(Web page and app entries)
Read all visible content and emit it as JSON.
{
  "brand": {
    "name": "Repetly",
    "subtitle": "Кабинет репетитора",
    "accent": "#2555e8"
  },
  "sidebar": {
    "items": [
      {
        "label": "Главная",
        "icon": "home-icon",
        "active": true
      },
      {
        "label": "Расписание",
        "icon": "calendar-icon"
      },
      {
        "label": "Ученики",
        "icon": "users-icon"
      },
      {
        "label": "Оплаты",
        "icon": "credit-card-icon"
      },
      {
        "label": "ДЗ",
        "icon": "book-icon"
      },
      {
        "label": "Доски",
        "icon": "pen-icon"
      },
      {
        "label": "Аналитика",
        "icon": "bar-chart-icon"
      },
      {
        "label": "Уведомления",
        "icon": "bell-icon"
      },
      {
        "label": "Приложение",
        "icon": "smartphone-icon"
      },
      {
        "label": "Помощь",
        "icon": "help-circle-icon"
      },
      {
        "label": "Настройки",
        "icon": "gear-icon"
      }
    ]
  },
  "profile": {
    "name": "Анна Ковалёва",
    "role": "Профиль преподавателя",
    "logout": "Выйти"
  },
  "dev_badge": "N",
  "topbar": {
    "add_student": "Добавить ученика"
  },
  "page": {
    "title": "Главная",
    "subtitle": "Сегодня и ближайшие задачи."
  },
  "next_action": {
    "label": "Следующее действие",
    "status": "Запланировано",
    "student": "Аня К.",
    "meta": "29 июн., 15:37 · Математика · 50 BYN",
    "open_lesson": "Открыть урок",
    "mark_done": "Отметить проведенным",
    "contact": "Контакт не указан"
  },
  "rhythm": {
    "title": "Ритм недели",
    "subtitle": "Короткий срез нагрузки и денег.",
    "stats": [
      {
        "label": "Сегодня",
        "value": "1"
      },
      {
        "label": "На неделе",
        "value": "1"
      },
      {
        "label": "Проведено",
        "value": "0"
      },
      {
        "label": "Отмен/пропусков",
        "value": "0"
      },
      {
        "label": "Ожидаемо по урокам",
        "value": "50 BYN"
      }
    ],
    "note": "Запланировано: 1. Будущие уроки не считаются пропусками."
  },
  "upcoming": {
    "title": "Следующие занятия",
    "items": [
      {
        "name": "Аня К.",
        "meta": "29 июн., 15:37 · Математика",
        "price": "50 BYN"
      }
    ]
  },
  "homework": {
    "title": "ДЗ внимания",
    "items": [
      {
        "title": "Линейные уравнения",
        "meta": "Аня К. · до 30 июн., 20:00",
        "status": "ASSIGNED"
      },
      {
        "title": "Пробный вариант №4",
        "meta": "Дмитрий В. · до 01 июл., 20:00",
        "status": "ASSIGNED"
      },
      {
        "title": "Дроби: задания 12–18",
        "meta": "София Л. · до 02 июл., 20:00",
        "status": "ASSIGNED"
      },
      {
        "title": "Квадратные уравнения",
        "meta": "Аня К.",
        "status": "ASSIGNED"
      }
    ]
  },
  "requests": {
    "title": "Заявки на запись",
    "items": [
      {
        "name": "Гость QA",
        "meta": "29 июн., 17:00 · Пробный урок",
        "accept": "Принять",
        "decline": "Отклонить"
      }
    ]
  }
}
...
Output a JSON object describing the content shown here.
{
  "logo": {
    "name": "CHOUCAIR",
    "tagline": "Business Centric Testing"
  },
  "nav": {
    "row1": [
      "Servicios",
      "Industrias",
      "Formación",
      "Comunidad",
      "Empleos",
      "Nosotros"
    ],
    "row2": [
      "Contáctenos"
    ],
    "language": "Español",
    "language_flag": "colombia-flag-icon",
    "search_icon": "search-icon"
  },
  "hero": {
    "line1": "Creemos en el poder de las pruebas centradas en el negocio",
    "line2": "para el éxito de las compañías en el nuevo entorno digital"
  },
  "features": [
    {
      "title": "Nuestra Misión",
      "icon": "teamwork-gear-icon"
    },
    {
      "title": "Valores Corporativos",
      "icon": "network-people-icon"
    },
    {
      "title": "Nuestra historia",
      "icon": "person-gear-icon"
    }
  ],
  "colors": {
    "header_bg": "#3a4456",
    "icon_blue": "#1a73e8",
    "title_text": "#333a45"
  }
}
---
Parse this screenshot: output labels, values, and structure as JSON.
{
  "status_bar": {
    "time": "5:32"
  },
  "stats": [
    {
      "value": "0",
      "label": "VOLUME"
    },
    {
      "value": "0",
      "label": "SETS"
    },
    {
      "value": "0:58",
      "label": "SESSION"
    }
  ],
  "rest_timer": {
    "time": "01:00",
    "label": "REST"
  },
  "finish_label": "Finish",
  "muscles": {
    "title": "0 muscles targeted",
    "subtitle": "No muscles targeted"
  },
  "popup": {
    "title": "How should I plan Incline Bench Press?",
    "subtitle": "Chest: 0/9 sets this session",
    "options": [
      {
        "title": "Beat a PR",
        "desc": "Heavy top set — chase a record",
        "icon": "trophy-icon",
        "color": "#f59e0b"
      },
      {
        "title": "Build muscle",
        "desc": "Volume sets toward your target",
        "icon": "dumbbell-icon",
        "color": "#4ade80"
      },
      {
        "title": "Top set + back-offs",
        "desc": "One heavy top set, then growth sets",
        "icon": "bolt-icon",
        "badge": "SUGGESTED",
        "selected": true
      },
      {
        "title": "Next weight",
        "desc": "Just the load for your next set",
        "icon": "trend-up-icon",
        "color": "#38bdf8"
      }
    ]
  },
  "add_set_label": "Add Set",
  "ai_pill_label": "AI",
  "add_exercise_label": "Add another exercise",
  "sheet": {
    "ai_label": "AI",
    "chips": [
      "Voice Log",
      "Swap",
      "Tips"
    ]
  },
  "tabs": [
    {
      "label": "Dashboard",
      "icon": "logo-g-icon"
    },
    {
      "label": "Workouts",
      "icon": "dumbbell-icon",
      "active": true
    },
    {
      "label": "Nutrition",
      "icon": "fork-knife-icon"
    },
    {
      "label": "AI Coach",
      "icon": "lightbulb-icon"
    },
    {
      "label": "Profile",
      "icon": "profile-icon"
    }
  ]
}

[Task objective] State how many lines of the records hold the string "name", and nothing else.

[Exercise response] 5